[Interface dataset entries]
☆ ☆ ☆ ☆ ☆ ☆ ☆

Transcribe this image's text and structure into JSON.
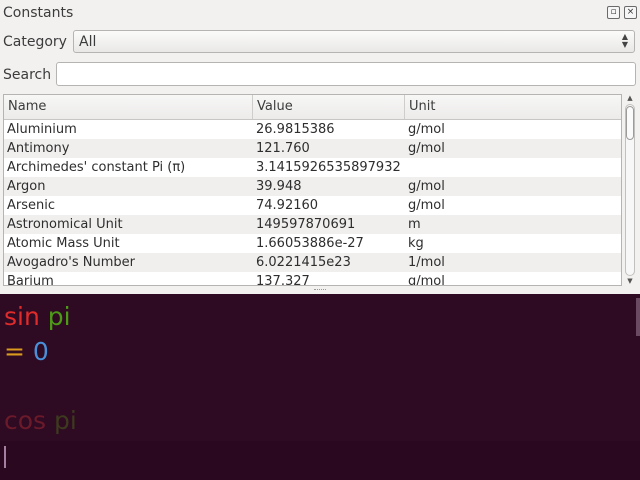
{
  "panel": {
    "title": "Constants",
    "category_label": "Category",
    "category_value": "All",
    "search_label": "Search",
    "search_value": ""
  },
  "table": {
    "headers": [
      "Name",
      "Value",
      "Unit"
    ],
    "rows": [
      [
        "Aluminium",
        "26.9815386",
        "g/mol"
      ],
      [
        "Antimony",
        "121.760",
        "g/mol"
      ],
      [
        "Archimedes' constant Pi (π)",
        "3.1415926535897932",
        ""
      ],
      [
        "Argon",
        "39.948",
        "g/mol"
      ],
      [
        "Arsenic",
        "74.92160",
        "g/mol"
      ],
      [
        "Astronomical Unit",
        "149597870691",
        "m"
      ],
      [
        "Atomic Mass Unit",
        "1.66053886e-27",
        "kg"
      ],
      [
        "Avogadro's Number",
        "6.0221415e23",
        "1/mol"
      ],
      [
        "Barium",
        "137.327",
        "g/mol"
      ]
    ]
  },
  "calc": {
    "expr1_func": "sin",
    "expr1_arg": "pi",
    "result1_eq": "=",
    "result1_val": "0",
    "expr2_func": "cos",
    "expr2_arg": "pi",
    "input_value": ""
  },
  "colors": {
    "calc_background": "#2e0a23",
    "function": "#e02b2b",
    "variable": "#4c9a16",
    "equals": "#d99a1d",
    "number": "#4a90d9"
  }
}
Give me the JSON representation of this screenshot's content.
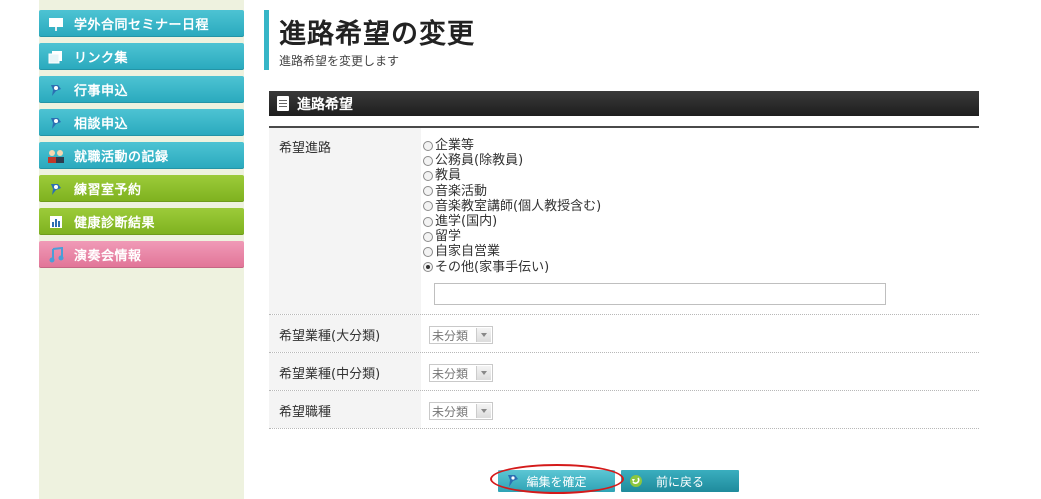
{
  "sidebar": {
    "items": [
      {
        "label": "学外合同セミナー日程",
        "icon": "presentation-board-icon",
        "color": "#36b5c7"
      },
      {
        "label": "リンク集",
        "icon": "link-pages-icon",
        "color": "#36b5c7"
      },
      {
        "label": "行事申込",
        "icon": "pin-icon",
        "color": "#36b5c7"
      },
      {
        "label": "相談申込",
        "icon": "pin-icon",
        "color": "#36b5c7"
      },
      {
        "label": "就職活動の記録",
        "icon": "people-icon",
        "color": "#36b5c7"
      },
      {
        "label": "練習室予約",
        "icon": "pin-icon",
        "color": "#8bbd2a"
      },
      {
        "label": "健康診断結果",
        "icon": "bar-report-icon",
        "color": "#8bbd2a"
      },
      {
        "label": "演奏会情報",
        "icon": "music-note-icon",
        "color": "#e8819f"
      }
    ]
  },
  "header": {
    "title": "進路希望の変更",
    "subtitle": "進路希望を変更します"
  },
  "section": {
    "title": "進路希望"
  },
  "form": {
    "course": {
      "label": "希望進路",
      "options": [
        "企業等",
        "公務員(除教員)",
        "教員",
        "音楽活動",
        "音楽教室講師(個人教授含む)",
        "進学(国内)",
        "留学",
        "自家自営業",
        "その他(家事手伝い)"
      ],
      "selected_index": 8,
      "other_value": ""
    },
    "industry_major": {
      "label": "希望業種(大分類)",
      "value": "未分類"
    },
    "industry_middle": {
      "label": "希望業種(中分類)",
      "value": "未分類"
    },
    "job": {
      "label": "希望職種",
      "value": "未分類"
    }
  },
  "actions": {
    "confirm_label": "編集を確定",
    "back_label": "前に戻る"
  },
  "colors": {
    "accent": "#36b5c7",
    "highlight": "#d41a1a"
  }
}
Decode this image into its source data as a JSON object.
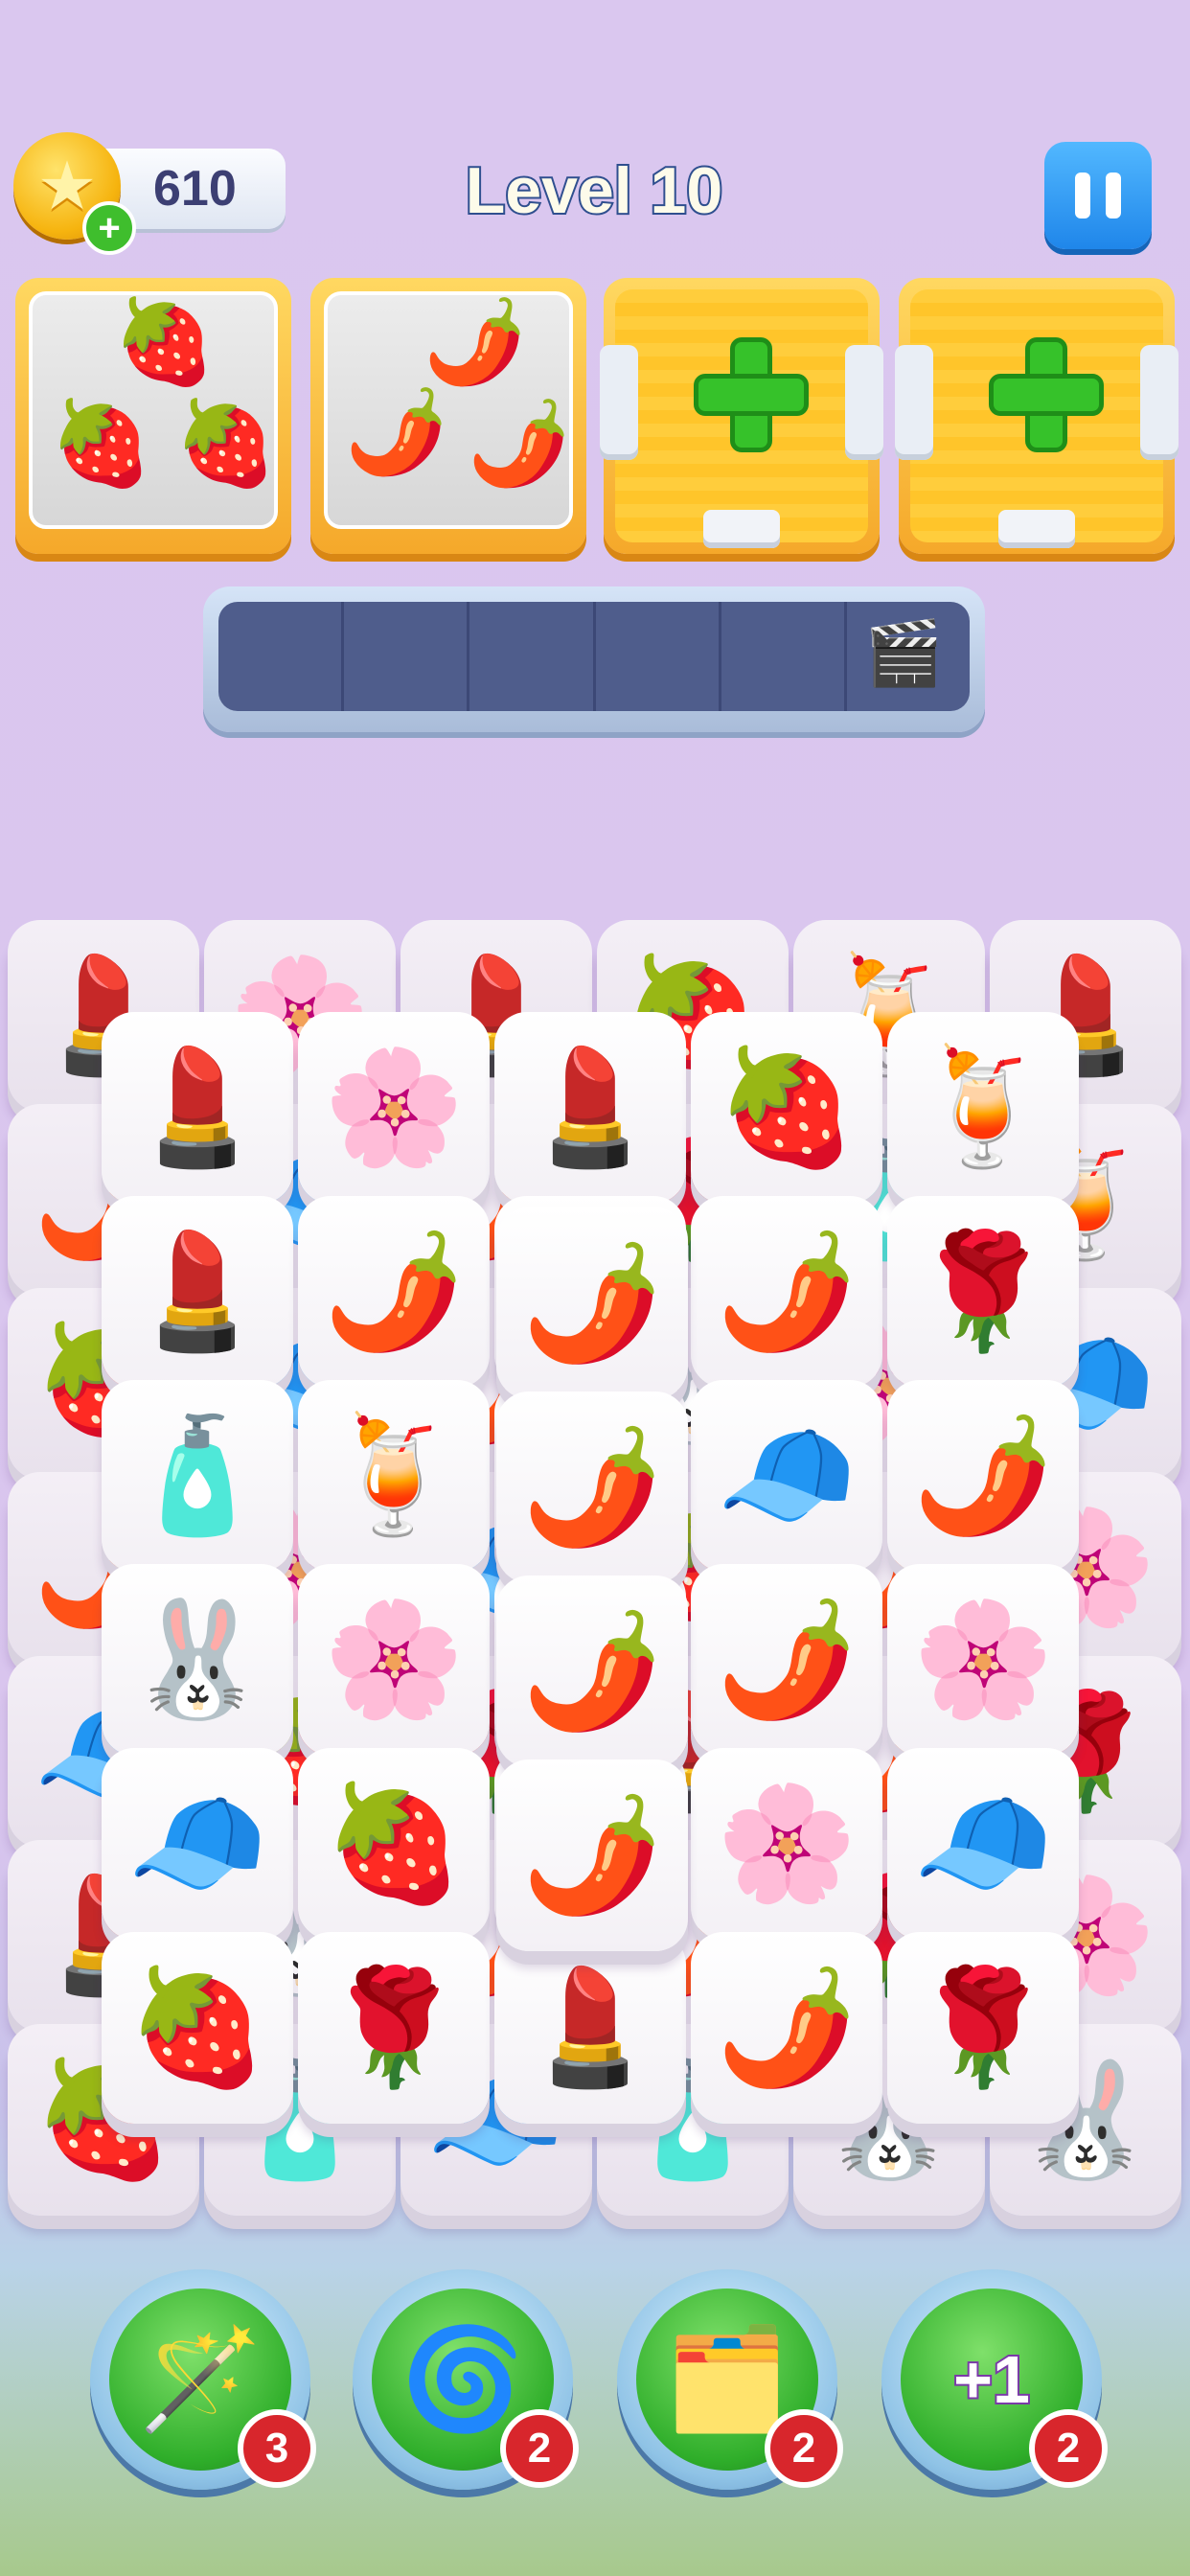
{
  "header": {
    "coins": "610",
    "level_title": "Level 10"
  },
  "icons": {
    "coin": "star-coin-icon",
    "add_coins": "plus-icon",
    "pause": "pause-icon",
    "tray_video": "clapperboard-video-icon"
  },
  "order_slots": [
    {
      "type": "collection",
      "item": "strawberry",
      "glyph": "🍓",
      "count": 3
    },
    {
      "type": "collection",
      "item": "chili-pepper",
      "glyph": "🌶️",
      "count": 3
    },
    {
      "type": "add-slot",
      "icon": "green-plus-icon"
    },
    {
      "type": "add-slot",
      "icon": "green-plus-icon"
    }
  ],
  "tray": {
    "slots": 6
  },
  "board": {
    "tiles": [
      [
        "lipstick",
        "💄"
      ],
      [
        "flower",
        "🌸"
      ],
      [
        "lipstick",
        "💄"
      ],
      [
        "strawberry",
        "🍓"
      ],
      [
        "drink",
        "🍹"
      ],
      [
        "lipstick",
        "💄"
      ],
      [
        "pepper",
        "🌶️"
      ],
      [
        "cap",
        "🧢"
      ],
      [
        "pepper",
        "🌶️"
      ],
      [
        "rose",
        "🌹"
      ],
      [
        "lotion",
        "🧴"
      ],
      [
        "drink",
        "🍹"
      ],
      [
        "strawberry",
        "🍓"
      ],
      [
        "cap",
        "🧢"
      ],
      [
        "pepper",
        "🌶️"
      ],
      [
        "bunny",
        "🐰"
      ],
      [
        "flower",
        "🌸"
      ],
      [
        "cap",
        "🧢"
      ],
      [
        "pepper",
        "🌶️"
      ],
      [
        "flower",
        "🌸"
      ],
      [
        "cap",
        "🧢"
      ],
      [
        "strawberry",
        "🍓"
      ],
      [
        "pepper",
        "🌶️"
      ],
      [
        "flower",
        "🌸"
      ],
      [
        "cap",
        "🧢"
      ],
      [
        "strawberry",
        "🍓"
      ],
      [
        "rose",
        "🌹"
      ],
      [
        "lipstick",
        "💄"
      ],
      [
        "pepper",
        "🌶️"
      ],
      [
        "rose",
        "🌹"
      ],
      [
        "lipstick",
        "💄"
      ],
      [
        "bunny",
        "🐰"
      ],
      [
        "pepper",
        "🌶️"
      ],
      [
        "pepper",
        "🌶️"
      ],
      [
        "rose",
        "🌹"
      ],
      [
        "flower",
        "🌸"
      ],
      [
        "strawberry",
        "🍓"
      ],
      [
        "lotion",
        "🧴"
      ],
      [
        "cap",
        "🧢"
      ],
      [
        "lotion",
        "🧴"
      ],
      [
        "bunny",
        "🐰"
      ],
      [
        "bunny",
        "🐰"
      ]
    ]
  },
  "boosters": [
    {
      "name": "magic-wand",
      "glyph": "🪄",
      "count": "3"
    },
    {
      "name": "pinwheel-shuffle",
      "glyph": "🌀",
      "count": "2"
    },
    {
      "name": "undo-cards",
      "glyph": "🗂️",
      "count": "2"
    },
    {
      "name": "plus-one-slot",
      "label": "+1",
      "count": "2"
    }
  ],
  "colors": {
    "background": "#dac7ef",
    "accent_blue": "#1f86ea",
    "order_yellow": "#f5a82a",
    "badge_red": "#d8262c",
    "booster_green": "#2fae2a"
  }
}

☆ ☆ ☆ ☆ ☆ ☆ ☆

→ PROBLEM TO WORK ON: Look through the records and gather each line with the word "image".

→ EXERCISE SOLUTION:
Transcribe this image's text and structure into JSON.
Decode this image into its source data as a JSON object.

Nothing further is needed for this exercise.